  • 1 cup warm water (112 degrees Farhenheit) + 2 tablespoons
  • 1/4 cup plus 1.5 tablespoons Extra Virgin Olive Oil, separated
  • 1 tablespoon salt
  • 1/2 pint cherry or grape tomatoes
  • 1/2 can large black olives, pitted
  • 2 tsp fresh or dried oregano


  1. Measure out 1 cup warm water. The temperature should be about 112 degrees Farenheit, but this temperature is easily achieved by letting hot water run from the kitchen faucet. In the water, dissolve active dry yeast and allow mixture to bubble, about 5 minutes. If using Mastro Fornaio, skip to the next step.
  2. In the bowl of a stand mixer, combine flour, salt, and 1.5 tablespoons olive oil. Using the dough hook, mix on low to combine ingredients. (If using Master Fornaio, add in one packet and one teaspoon of sugar here.) With the mixer running, pour in water and yeast mixture. Turn the speed to medium and allow dough to form a rough ball. If mixture is dry, add extra warm water one tablespoon at a time.
  3.  When the mixture has formed a ball around the hook, turn dough onto a floured surface and knead for 8-10 minutes. The dough should be supple and smooth, and should not stick to the board/surface as you knead.
  4. Oil a large mixing bowl, and place the dough into the bowl. Cover with saran wrap, and set in a warm place to rise for 2 hours, such as the stove, or inside the oven. In two hours, the dough should have not quite doubled in size.
  5. Preheat the oven to 400 degrees Fahrenheit. A 13 inch cast iron skillet works best here, but you can use an 8 x 13 baking dish here. Pour 1/4 cup extra virgin olive oil into the pan and turn the dough into the skillet. Drizzle some olive oil on top of the dough, or directly onto your hands, and then work the dough to the corners of the pan by pressing into the dough with your fingertips, dimpling the dough.
  6. Press tomatoes and olives into the tough. Sprinkle the top with salt and oregano. Let rise, covered loosely with a clean kitchen towel for 30 more minutes.
  7. Bake for 30-40 minutes, or until the top of the focaccia is golden brown.
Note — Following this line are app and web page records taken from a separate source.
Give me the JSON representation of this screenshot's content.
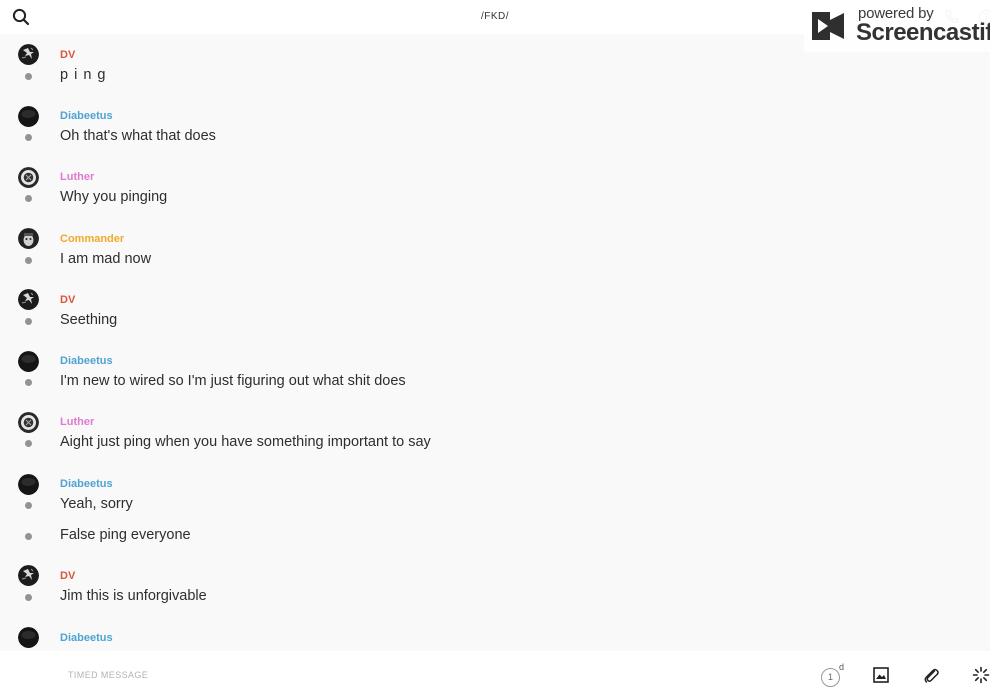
{
  "header": {
    "title": "/FKD/",
    "search_icon": "search-icon",
    "phone_icon": "phone-icon",
    "info_icon": "info-icon"
  },
  "watermark": {
    "powered": "powered by",
    "brand": "Screencastify"
  },
  "messages": [
    {
      "author": "DV",
      "text": "p i n g",
      "color": "#d9573a"
    },
    {
      "author": "Diabeetus",
      "text": "Oh that's what that does",
      "color": "#4fa3d1"
    },
    {
      "author": "Luther",
      "text": "Why you pinging",
      "color": "#e07ad1"
    },
    {
      "author": "Commander",
      "text": "I am mad now",
      "color": "#f0a92a"
    },
    {
      "author": "DV",
      "text": "Seething",
      "color": "#d9573a"
    },
    {
      "author": "Diabeetus",
      "text": "I'm new to wired so I'm just figuring out what shit does",
      "color": "#4fa3d1"
    },
    {
      "author": "Luther",
      "text": "Aight just ping when you have something important to say",
      "color": "#e07ad1"
    },
    {
      "author": "Diabeetus",
      "text": "Yeah, sorry",
      "color": "#4fa3d1"
    },
    {
      "author": "",
      "text": "False ping everyone",
      "color": ""
    },
    {
      "author": "DV",
      "text": "Jim this is unforgivable",
      "color": "#d9573a"
    },
    {
      "author": "Diabeetus",
      "text": "",
      "color": "#4fa3d1"
    }
  ],
  "composer": {
    "placeholder": "TIMED MESSAGE",
    "timer_value": "1",
    "timer_unit": "d",
    "image_icon": "image-icon",
    "attach_icon": "paperclip-icon",
    "effects_icon": "spinner-icon"
  }
}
Note that the cooking time will depend on the type of pan you chose to bake in.
  8. Once cooled, remove focaccia from pan, slice and enjoy.